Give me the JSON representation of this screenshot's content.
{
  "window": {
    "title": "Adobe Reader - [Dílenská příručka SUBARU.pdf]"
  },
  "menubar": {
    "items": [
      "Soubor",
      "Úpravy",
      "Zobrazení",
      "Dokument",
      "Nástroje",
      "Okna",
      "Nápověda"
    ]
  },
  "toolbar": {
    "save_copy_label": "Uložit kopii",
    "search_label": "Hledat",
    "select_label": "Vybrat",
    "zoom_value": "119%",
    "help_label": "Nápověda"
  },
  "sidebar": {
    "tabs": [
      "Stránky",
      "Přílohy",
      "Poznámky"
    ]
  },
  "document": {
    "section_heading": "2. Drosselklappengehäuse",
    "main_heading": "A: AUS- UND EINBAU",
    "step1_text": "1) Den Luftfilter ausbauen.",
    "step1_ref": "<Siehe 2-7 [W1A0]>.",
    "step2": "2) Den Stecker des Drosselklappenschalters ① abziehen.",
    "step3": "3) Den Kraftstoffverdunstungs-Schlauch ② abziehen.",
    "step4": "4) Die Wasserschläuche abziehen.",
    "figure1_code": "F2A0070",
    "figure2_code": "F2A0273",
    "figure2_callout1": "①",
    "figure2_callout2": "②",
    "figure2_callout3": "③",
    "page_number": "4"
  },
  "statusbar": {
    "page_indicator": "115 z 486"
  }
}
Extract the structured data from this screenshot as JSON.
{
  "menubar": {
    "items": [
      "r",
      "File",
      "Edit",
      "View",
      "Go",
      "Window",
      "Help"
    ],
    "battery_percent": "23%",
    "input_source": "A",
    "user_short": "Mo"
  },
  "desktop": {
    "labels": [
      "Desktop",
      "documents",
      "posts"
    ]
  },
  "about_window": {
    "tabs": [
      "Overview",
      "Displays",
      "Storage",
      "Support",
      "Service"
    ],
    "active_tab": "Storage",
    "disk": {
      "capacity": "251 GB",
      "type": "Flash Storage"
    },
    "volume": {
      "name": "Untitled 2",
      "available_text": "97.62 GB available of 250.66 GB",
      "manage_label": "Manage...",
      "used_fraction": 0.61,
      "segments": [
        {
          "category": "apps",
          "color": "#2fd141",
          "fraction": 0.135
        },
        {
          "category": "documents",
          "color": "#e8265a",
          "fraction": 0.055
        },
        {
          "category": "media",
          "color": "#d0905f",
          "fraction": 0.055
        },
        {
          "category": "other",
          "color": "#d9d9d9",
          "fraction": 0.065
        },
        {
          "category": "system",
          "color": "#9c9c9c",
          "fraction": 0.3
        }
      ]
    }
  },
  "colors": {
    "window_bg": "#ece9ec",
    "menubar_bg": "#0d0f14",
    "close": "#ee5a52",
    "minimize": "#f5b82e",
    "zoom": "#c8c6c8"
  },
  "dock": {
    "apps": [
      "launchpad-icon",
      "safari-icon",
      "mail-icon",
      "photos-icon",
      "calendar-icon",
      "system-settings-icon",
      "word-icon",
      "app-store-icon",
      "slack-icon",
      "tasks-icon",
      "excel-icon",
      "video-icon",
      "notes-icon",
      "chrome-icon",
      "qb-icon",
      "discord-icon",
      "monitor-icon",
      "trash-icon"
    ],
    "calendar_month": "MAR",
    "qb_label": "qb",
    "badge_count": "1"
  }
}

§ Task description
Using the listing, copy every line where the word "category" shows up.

§ The answer
          "category": "apps",
          "category": "documents",
          "category": "media",
          "category": "other",
          "category": "system",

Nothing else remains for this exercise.